Excerpts from an interface dataset
/---

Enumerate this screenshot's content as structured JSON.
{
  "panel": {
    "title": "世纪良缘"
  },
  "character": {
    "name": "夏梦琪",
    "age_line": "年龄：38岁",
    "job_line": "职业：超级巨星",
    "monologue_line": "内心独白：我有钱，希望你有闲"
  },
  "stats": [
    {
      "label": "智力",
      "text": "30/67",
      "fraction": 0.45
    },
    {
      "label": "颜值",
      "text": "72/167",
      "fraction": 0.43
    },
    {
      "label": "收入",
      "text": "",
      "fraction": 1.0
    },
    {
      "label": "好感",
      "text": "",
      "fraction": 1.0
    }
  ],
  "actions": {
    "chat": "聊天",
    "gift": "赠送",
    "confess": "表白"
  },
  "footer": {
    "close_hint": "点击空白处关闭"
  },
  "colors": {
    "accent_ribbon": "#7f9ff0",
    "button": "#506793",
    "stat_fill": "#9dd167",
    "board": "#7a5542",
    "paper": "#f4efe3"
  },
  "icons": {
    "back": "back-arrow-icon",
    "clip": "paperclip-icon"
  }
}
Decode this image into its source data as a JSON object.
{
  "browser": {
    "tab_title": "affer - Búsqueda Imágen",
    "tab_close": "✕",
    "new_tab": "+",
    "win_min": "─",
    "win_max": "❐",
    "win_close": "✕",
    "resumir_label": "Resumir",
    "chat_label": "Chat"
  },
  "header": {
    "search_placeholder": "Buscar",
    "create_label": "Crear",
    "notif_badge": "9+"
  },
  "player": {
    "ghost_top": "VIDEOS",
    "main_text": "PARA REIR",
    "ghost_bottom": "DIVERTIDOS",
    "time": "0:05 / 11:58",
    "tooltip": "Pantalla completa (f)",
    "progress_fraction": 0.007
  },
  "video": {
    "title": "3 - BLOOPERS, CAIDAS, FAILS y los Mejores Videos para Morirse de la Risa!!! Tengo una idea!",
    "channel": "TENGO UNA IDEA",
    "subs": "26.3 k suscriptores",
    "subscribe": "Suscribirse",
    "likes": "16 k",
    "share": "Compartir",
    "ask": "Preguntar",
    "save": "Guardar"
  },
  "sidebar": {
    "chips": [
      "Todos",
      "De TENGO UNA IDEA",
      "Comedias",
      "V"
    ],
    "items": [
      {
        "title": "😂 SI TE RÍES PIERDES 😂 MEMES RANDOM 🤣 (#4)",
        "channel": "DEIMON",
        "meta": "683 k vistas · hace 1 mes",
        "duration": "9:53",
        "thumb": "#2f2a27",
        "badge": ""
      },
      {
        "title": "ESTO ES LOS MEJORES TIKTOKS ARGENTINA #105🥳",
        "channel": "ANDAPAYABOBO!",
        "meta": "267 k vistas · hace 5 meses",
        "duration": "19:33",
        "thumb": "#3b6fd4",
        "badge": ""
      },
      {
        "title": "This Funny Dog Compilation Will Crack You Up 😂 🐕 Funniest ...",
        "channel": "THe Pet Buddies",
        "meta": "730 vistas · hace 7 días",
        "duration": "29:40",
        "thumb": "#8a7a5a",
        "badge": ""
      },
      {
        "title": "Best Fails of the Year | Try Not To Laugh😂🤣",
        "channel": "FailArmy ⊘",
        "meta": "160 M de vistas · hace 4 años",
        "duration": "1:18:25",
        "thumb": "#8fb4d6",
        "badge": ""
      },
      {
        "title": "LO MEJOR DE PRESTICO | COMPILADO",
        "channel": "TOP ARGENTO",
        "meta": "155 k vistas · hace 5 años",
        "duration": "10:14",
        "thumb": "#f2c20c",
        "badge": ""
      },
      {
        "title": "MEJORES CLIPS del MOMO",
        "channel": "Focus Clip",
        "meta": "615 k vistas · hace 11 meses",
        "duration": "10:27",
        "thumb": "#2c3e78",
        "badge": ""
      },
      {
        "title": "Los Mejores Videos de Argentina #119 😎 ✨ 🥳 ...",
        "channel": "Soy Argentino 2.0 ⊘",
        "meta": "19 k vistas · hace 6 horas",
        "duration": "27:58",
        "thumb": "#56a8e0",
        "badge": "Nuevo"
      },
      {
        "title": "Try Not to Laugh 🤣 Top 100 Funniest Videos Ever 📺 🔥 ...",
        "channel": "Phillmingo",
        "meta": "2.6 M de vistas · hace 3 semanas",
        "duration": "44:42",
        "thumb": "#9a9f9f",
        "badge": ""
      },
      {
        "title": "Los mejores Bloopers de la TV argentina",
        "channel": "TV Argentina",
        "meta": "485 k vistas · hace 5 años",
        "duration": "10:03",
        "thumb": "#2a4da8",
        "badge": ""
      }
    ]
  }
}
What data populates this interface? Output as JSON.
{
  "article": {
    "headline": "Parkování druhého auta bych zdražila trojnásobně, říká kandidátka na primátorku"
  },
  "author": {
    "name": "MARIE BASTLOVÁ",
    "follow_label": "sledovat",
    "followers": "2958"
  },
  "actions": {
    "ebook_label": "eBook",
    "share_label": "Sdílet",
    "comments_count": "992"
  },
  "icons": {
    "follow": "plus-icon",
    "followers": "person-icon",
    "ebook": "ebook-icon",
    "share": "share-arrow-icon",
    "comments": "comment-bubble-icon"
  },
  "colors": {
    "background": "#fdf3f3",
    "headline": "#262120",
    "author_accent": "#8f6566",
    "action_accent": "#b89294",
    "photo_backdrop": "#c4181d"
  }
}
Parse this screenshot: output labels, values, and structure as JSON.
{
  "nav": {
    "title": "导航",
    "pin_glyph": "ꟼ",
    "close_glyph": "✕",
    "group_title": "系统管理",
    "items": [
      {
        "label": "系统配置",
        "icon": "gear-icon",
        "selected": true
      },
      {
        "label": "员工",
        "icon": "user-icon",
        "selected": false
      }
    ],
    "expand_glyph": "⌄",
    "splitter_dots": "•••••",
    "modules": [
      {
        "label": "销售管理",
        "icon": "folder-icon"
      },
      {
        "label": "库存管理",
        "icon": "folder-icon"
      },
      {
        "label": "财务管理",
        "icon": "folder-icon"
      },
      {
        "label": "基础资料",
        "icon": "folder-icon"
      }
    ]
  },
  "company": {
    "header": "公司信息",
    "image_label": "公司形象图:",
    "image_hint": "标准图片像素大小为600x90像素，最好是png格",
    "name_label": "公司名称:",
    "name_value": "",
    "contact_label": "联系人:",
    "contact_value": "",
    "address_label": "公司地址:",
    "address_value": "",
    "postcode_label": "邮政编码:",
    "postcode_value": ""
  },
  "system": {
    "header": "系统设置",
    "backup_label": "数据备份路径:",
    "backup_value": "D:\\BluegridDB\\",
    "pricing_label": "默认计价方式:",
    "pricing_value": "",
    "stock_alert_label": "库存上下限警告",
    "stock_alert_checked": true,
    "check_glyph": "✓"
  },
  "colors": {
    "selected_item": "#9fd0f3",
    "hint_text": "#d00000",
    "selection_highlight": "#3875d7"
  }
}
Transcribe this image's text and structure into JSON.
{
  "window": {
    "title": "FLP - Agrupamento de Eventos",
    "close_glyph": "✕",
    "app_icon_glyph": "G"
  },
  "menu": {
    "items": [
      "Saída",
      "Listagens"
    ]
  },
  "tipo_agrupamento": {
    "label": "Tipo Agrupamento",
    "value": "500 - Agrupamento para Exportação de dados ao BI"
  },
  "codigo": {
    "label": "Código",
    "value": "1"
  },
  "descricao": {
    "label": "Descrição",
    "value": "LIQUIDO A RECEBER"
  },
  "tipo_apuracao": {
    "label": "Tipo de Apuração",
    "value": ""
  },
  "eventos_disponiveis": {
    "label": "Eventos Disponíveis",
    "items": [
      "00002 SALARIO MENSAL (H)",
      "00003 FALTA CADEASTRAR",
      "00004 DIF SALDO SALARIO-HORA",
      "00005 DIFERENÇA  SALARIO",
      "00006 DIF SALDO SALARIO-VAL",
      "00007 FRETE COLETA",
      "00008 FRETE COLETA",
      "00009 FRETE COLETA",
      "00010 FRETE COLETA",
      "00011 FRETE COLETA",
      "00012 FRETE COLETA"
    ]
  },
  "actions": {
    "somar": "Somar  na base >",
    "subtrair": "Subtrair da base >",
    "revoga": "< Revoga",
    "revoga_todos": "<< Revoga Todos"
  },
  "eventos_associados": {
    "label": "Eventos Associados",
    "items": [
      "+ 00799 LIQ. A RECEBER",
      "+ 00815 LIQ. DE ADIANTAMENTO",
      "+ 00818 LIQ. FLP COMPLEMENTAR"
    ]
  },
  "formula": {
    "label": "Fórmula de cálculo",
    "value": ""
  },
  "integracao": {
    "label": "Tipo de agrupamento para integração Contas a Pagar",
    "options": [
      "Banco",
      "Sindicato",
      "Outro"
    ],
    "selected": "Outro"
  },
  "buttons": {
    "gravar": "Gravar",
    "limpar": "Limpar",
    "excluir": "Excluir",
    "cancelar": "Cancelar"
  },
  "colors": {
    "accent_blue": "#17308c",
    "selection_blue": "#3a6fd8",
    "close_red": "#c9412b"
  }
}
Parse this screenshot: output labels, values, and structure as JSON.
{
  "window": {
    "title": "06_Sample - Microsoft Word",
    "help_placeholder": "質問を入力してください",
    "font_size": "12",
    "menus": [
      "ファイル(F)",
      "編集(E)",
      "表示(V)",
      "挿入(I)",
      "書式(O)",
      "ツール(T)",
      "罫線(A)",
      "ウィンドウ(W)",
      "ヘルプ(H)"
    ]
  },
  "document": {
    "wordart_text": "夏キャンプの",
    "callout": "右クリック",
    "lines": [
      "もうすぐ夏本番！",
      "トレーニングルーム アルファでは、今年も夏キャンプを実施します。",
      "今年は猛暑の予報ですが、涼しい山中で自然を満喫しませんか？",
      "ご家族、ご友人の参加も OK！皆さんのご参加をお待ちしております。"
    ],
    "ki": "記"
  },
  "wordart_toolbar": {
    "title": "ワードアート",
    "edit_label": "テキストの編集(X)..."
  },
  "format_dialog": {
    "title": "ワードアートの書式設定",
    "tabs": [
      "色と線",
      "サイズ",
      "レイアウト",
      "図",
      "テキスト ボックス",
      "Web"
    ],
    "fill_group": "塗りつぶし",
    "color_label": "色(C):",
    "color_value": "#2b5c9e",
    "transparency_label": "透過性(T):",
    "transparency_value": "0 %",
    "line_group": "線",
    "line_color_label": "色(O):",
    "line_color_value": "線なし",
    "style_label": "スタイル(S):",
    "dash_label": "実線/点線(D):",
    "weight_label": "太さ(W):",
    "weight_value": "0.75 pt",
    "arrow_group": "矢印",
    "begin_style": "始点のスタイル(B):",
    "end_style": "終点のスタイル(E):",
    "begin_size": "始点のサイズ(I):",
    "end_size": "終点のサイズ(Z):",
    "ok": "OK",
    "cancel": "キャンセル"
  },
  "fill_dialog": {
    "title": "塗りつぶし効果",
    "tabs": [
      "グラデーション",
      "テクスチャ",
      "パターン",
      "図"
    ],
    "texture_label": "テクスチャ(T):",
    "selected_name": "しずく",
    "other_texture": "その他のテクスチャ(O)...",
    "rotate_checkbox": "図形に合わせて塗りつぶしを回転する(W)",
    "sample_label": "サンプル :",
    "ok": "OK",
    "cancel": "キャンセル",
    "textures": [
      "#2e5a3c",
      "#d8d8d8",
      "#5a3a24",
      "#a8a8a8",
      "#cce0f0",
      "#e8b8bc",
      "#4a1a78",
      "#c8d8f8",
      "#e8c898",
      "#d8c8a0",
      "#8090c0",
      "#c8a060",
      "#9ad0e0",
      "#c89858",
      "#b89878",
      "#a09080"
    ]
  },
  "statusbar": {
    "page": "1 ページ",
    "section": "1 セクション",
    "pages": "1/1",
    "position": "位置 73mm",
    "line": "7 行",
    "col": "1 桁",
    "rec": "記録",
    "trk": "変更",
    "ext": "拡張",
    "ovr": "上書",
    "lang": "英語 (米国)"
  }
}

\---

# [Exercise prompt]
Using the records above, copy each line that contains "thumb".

# [Solution below]
        "thumb": "#2f2a27",
        "thumb": "#3b6fd4",
        "thumb": "#8a7a5a",
        "thumb": "#8fb4d6",
        "thumb": "#f2c20c",
        "thumb": "#2c3e78",
        "thumb": "#56a8e0",
        "thumb": "#9a9f9f",
        "thumb": "#2a4da8",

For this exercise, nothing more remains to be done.